Investors are jittery as Chinese business leaders who have been seen to criticise the government have found their companies come under intense scrutiny from authorities.

What was the controversial poem?

One English translation reads:

The Qin Dynasty is ruined with the burning of bamboos and fabrics.

The Hangu Pass and the Yellow River guarded the residence of the ancestor of the Chinese dragon in vain.

Before the ashes in the burning pit turned cold, a riot had already started in Shandong Province.

It turned out that Liu Bang and Xiang Yu were both uneducated people.

Written by the famous late Tang dynasty poet Zhang Jie, the Book Burning Pit is a sarcastic criticism of the Emperor Qin Shi Huang, who ruled China hundreds of years earlier.

The emperor was infamous for silencing his critics by killing dissenting Confucian scholars and burning their books.

With Meituan currently under investigation, Mr Wang’s post was seen by some as comparing the current suppression of dissent with the tyrannical rule of an emperor in the past.

President Xi Jinping’s rule over the country has been seen as increasingly authoritarian, with little room for free speech.

What’s the background to this?

Last month, Meituan became the second-ever major domestic technology company, after Alibaba, to face an antitrust probe by China’s market regulator.

It is suspected of “monopolistic practices” such as penalising merchants for appearing on competitors’ marketplaces, the State Administration for Market Regulation said at the time.

The Chinese government has been seen as cracking down on leading internet firms in recent months.

Jack Ma, who co-founded Chinese technology giant Alibaba, angered Beijing last year when he spoke out publicly about what he saw as the outdated approach of the country’s regulators.

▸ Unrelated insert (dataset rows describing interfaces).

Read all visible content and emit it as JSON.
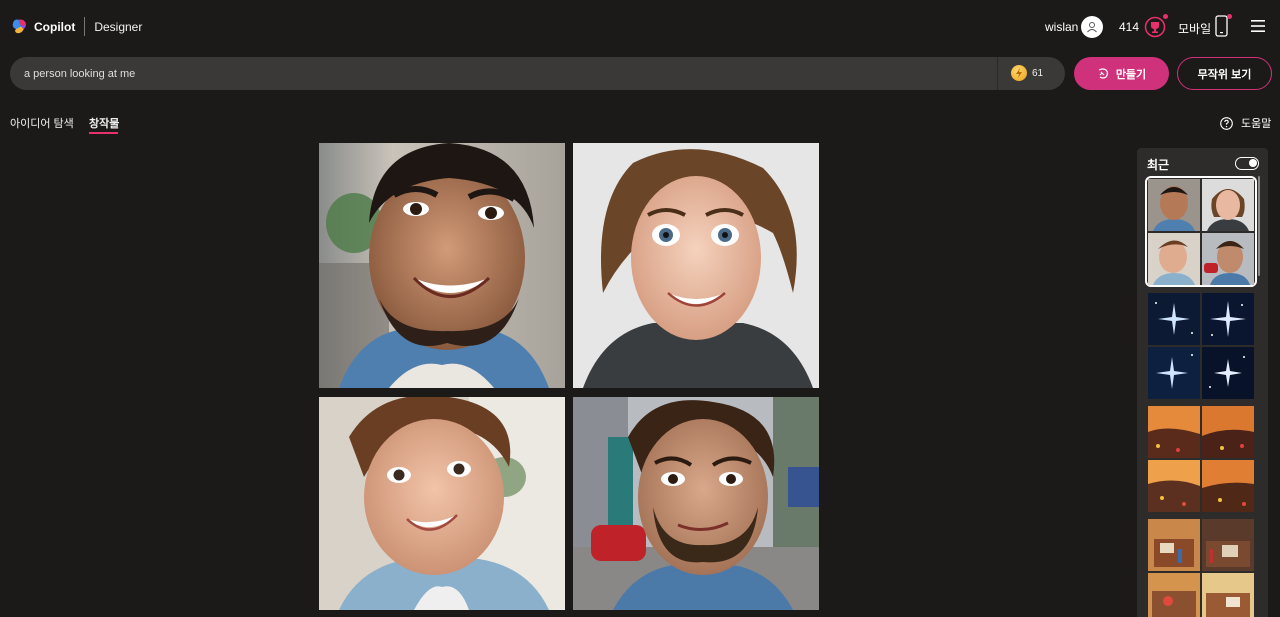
{
  "header": {
    "brand_name": "Copilot",
    "product_name": "Designer",
    "user_name": "wislan",
    "points": "414",
    "mobile_label": "모바일"
  },
  "prompt": {
    "value": "a person looking at me",
    "boost_count": "61",
    "create_label": "만들기",
    "surprise_label": "무작위 보기"
  },
  "tabs": [
    {
      "label": "아이디어 탐색",
      "active": false
    },
    {
      "label": "창작물",
      "active": true
    }
  ],
  "help_label": "도움말",
  "recent": {
    "title": "최근",
    "toggle_on": true,
    "sets": [
      {
        "theme": "portraits",
        "selected": true
      },
      {
        "theme": "starry-sky",
        "selected": false
      },
      {
        "theme": "sunset-flower-field",
        "selected": false
      },
      {
        "theme": "art-desk",
        "selected": false
      }
    ]
  },
  "colors": {
    "accent": "#d0317b",
    "background": "#1b1a19",
    "input_bg": "#3a3938",
    "panel_bg": "#2d2c2b"
  },
  "icons": [
    "copilot-logo-icon",
    "user-avatar-icon",
    "rewards-trophy-icon",
    "mobile-phone-icon",
    "hamburger-menu-icon",
    "boost-coin-icon",
    "create-sparkle-icon",
    "help-circle-icon",
    "toggle-icon"
  ]
}
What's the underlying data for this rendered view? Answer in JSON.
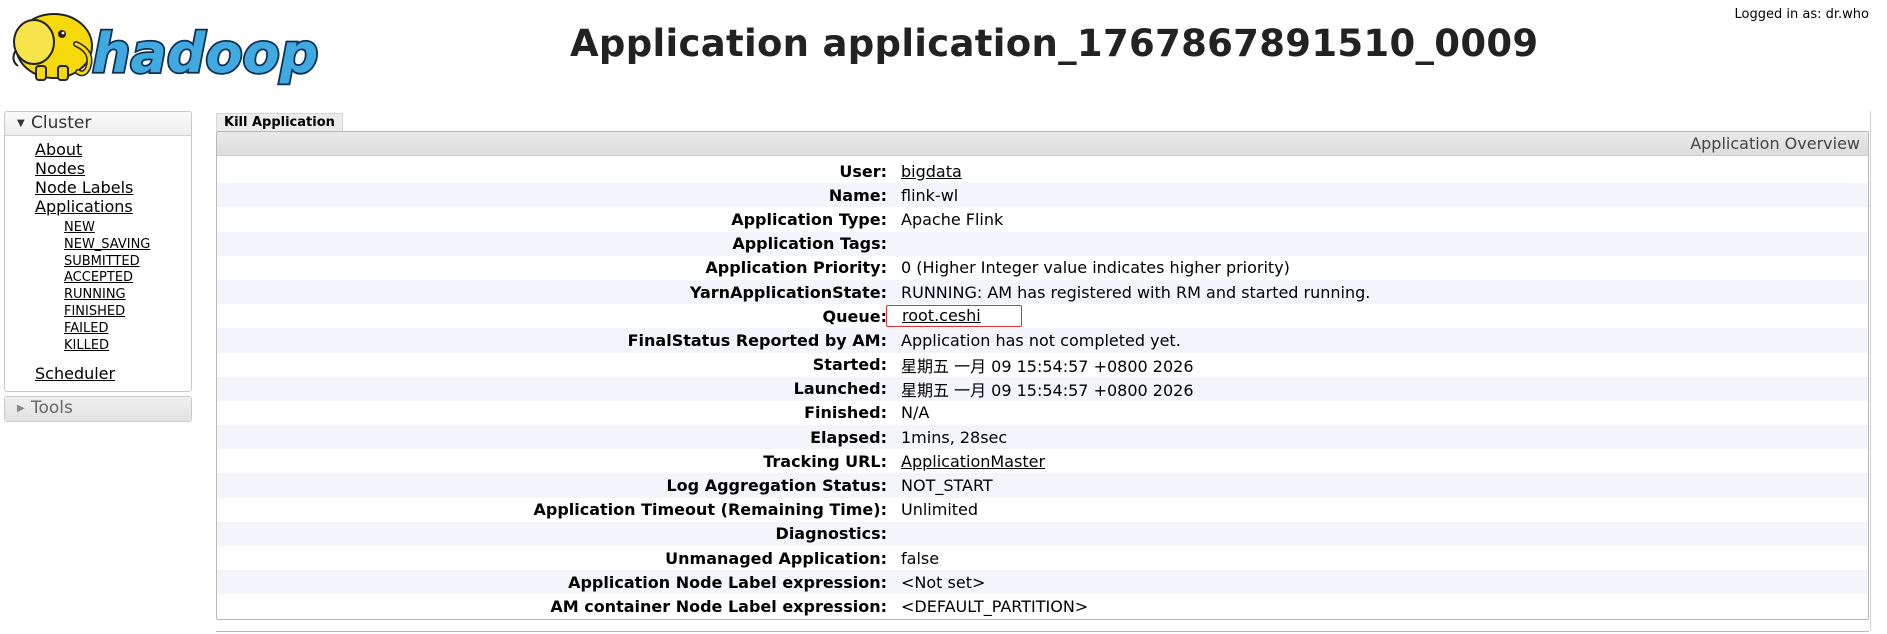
{
  "header": {
    "title": "Application application_1767867891510_0009",
    "logged_in": "Logged in as: dr.who",
    "logo_text": "hadoop"
  },
  "sidebar": {
    "cluster": {
      "label": "Cluster",
      "items": [
        "About",
        "Nodes",
        "Node Labels",
        "Applications"
      ],
      "app_states": [
        "NEW",
        "NEW_SAVING",
        "SUBMITTED",
        "ACCEPTED",
        "RUNNING",
        "FINISHED",
        "FAILED",
        "KILLED"
      ],
      "scheduler": "Scheduler"
    },
    "tools": {
      "label": "Tools"
    }
  },
  "main": {
    "kill_button": "Kill Application",
    "overview_title": "Application Overview",
    "rows": [
      {
        "k": "User:",
        "v": "bigdata",
        "link": true
      },
      {
        "k": "Name:",
        "v": "flink-wl"
      },
      {
        "k": "Application Type:",
        "v": "Apache Flink"
      },
      {
        "k": "Application Tags:",
        "v": ""
      },
      {
        "k": "Application Priority:",
        "v": "0 (Higher Integer value indicates higher priority)"
      },
      {
        "k": "YarnApplicationState:",
        "v": "RUNNING: AM has registered with RM and started running."
      },
      {
        "k": "Queue:",
        "v": "root.ceshi",
        "link": true,
        "highlight": true
      },
      {
        "k": "FinalStatus Reported by AM:",
        "v": "Application has not completed yet."
      },
      {
        "k": "Started:",
        "v": "星期五 一月 09 15:54:57 +0800 2026"
      },
      {
        "k": "Launched:",
        "v": "星期五 一月 09 15:54:57 +0800 2026"
      },
      {
        "k": "Finished:",
        "v": "N/A"
      },
      {
        "k": "Elapsed:",
        "v": "1mins, 28sec"
      },
      {
        "k": "Tracking URL:",
        "v": "ApplicationMaster",
        "link": true
      },
      {
        "k": "Log Aggregation Status:",
        "v": "NOT_START"
      },
      {
        "k": "Application Timeout (Remaining Time):",
        "v": "Unlimited"
      },
      {
        "k": "Diagnostics:",
        "v": ""
      },
      {
        "k": "Unmanaged Application:",
        "v": "false"
      },
      {
        "k": "Application Node Label expression:",
        "v": "<Not set>"
      },
      {
        "k": "AM container Node Label expression:",
        "v": "<DEFAULT_PARTITION>"
      }
    ]
  },
  "colors": {
    "highlight_border": "#e03030",
    "row_stripe": "#f4f4fb",
    "logo_blue": "#3fa9e0",
    "logo_yellow": "#f5d90a"
  }
}
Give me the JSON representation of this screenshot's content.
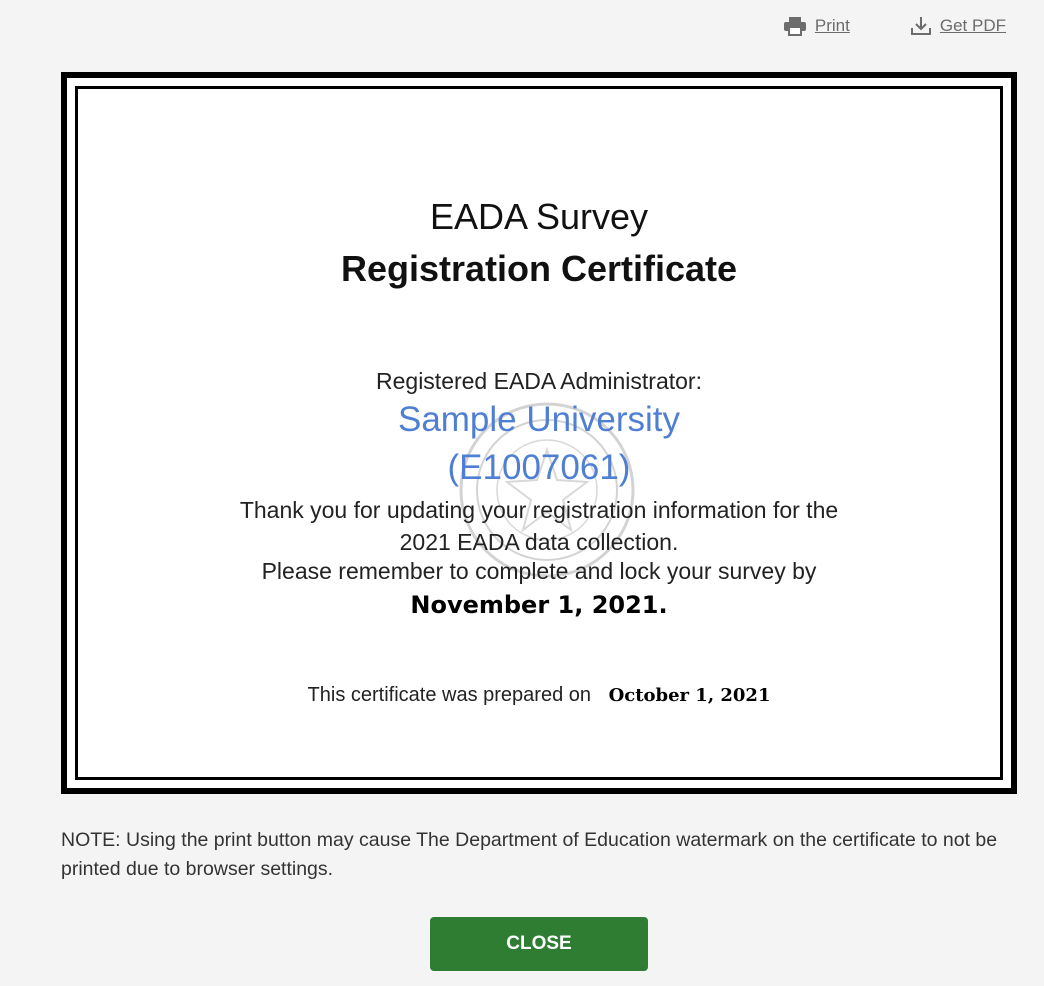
{
  "toolbar": {
    "print_label": "Print",
    "pdf_label": "Get PDF",
    "print_icon": "printer-icon",
    "pdf_icon": "download-icon"
  },
  "certificate": {
    "title": "EADA Survey",
    "subtitle": "Registration Certificate",
    "admin_label": "Registered EADA Administrator:",
    "institution_name": "Sample University",
    "institution_id": "(E1007061)",
    "thanks_line1": "Thank you for updating your registration information for the",
    "thanks_line2": "2021 EADA data collection.",
    "reminder": "Please remember to complete and lock your survey by",
    "deadline": "November 1, 2021.",
    "prepared_label": "This certificate was prepared on",
    "prepared_date": "October 1, 2021",
    "watermark": "department-of-education-seal"
  },
  "note": "NOTE: Using the print button may cause The Department of Education watermark on the certificate to not be printed due to browser settings.",
  "close_label": "CLOSE",
  "colors": {
    "accent_blue": "#4f7fd3",
    "close_green": "#2e7d32"
  }
}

His speech was swiftly followed by authorities tightening consumer lending rules, which derailed plans for the record $35bn market debut of Alibaba’s financial services affiliate Ant Group.

Last month, Alibaba was fined a record $2.8bn after a probe found that it had abused its market position for years.